The references themselves are listed in numerical order at the end of the main article. The names and initials of all authors should be given in the reference. Please note, references cited in the electronic supplementary information (ESI) should be included in a separate references list within the ESI document.
The journal abbreviations to be used in Royal Society of Chemistry publications are defined in Chemical Abstracts Service Source Index (CASSI). If you cannot find a recognised abbreviation for a journal and it is not obvious how the title should be abbreviated, please cite the full journal title.
Journal articles should be cited in the form:
A. Name, B. Name and C. Name, Journal Title, year, volume, page.
Inclusion of article title is optional for most journals, but required for Food & Function, Inorganic Chemistry Frontiers, Materials Chemistry Frontiers, Organic Chemistry Frontiers and Industrial Chemistry & Materials.
When page numbers are not yet known, articles should be cited by DOI (Digital Object Identifier) – for example, T. J. Hebden, R. R. Schrock, M. K. Takase and P. Müller, Chem.

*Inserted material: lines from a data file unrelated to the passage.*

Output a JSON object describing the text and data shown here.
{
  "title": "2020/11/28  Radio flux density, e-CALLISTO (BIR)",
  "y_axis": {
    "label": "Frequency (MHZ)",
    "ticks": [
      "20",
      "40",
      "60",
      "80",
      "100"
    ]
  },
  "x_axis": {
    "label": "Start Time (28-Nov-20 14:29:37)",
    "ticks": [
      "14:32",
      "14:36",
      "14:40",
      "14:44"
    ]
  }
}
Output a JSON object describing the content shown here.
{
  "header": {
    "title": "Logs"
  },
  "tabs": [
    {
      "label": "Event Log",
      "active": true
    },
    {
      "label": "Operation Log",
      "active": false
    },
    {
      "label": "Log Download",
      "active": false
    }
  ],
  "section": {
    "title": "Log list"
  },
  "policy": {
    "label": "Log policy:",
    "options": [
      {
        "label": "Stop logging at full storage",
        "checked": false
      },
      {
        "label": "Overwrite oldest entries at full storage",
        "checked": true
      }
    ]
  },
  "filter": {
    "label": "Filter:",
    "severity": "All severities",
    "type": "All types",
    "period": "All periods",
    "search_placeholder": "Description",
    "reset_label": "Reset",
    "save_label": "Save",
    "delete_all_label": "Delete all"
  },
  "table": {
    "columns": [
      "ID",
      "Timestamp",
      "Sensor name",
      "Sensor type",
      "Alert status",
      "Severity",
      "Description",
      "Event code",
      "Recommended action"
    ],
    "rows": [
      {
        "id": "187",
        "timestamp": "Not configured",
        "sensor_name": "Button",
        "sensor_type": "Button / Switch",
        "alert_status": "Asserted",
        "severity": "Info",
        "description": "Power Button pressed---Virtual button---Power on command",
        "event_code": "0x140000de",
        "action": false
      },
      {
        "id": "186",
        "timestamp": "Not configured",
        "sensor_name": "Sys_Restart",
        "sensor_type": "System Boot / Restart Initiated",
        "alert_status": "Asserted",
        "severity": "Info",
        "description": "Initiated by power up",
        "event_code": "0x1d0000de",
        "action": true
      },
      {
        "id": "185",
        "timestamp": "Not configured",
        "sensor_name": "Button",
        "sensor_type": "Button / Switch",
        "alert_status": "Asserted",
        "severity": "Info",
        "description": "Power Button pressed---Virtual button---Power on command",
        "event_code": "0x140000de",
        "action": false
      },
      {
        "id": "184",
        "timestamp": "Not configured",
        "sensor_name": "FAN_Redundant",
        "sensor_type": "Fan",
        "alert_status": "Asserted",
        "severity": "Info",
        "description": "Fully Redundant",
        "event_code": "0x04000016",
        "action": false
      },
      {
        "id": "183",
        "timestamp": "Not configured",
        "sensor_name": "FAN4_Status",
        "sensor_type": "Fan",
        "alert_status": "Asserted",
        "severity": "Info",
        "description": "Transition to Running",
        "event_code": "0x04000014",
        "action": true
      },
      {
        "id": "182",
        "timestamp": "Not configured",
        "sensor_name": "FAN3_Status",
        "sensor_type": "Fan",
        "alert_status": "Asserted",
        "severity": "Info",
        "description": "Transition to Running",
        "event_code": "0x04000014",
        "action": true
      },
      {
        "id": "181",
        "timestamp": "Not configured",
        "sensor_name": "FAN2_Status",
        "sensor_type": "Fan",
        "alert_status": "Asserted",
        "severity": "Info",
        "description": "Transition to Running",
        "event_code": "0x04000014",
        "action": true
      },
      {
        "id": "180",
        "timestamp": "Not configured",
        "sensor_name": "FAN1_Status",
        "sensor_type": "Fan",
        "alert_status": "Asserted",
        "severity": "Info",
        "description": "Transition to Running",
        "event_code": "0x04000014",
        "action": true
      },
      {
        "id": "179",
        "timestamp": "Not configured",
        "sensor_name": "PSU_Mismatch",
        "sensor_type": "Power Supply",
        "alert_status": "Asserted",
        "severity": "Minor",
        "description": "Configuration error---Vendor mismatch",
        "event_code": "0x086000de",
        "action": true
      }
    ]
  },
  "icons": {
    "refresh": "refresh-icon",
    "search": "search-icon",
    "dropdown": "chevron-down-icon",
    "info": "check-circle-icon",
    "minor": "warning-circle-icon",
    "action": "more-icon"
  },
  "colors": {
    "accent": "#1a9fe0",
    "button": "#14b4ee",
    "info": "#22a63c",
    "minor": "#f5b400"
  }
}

Commun., 2012, DOI: 10.1039/C2CC17634C.
A. Name, B. Name and C. Name, Book Title, Publisher, Publisher Location, year. For example, S T Beckett, Science of Chocolate, Royal Society of Chemistry, Cambridge, 2000. If you are referencing published conference proceedings, these should be cited like a book.
A. Name, in Book Title, ed. Editor Name(s), Publisher, Publisher Location, edition, year, chapter, pages. The ‘ed.’ in the example above stands for ‘edited by’, that is, the editor(s) of the book; if the book has no editors this can be left out.
A. Name, PhD thesis, University Name, year.
Lectures, meetings & conferences
A. Name, presented in part at Conference Title, Place, Month, year.
Reference to unpublished material
If you reference unpublished material in your article you must provide the editor with copies of the manuscripts with your submission. You should not reference unpublished work without the permission of those who completed the work.
For material accepted for publication, but not yet published: A. Name, Journal Title, in press. For material submitted for publication, but not yet accepted: A. Name, Journal Title, submitted. For material that has yet to be submitted for publication: A. Name, unpublished work.
Online resources (including databases, websites & wikis)
Name of resource, URL, (accessed date). Please note the most important information to include is the URL and the date accessed. For example, The Merck Index Online, http://www.rsc.org/Merck-Index/monograph/mono1500000841, (accessed October 2013).
Preprint servers (for example, ChemRxiv, arXiv)
ChemRxiv & bioRxiv: The citation should include the author(s), the name of the preprint server, the year, the word “preprint” and the DOI (including version number).
S. Bhattacharjee, S. P. Chaudhary and S. Bhattacharyya, ChemRxiv, 2019, preprint, DOI: 10.26434/chemrxiv.9794270.v1
arXiv: The citation should include the author(s), the name of the preprint server, the year, the article number and the url (including version number).
D. Carrascal, L. Fernandez and J. Ferrer, arXiv, 2009, preprint, arXiv:0904.1138, https://arxiv.org/abs/0904.1138v1
You should provide the name of the patentee(s), patent issuer, patent number and year. For example: J. C. Chung, US Pat., 20100105549A1, 2010; Nippon Telegraph & Telephone, Jpn. Pat., 2013034915A, 2013.
T. Bellander, M. Lewne and B. Brunekreef, GAUSSIAN 3 (Revision B.05), Gaussian Inc., Pittsburgh, PA, 2003.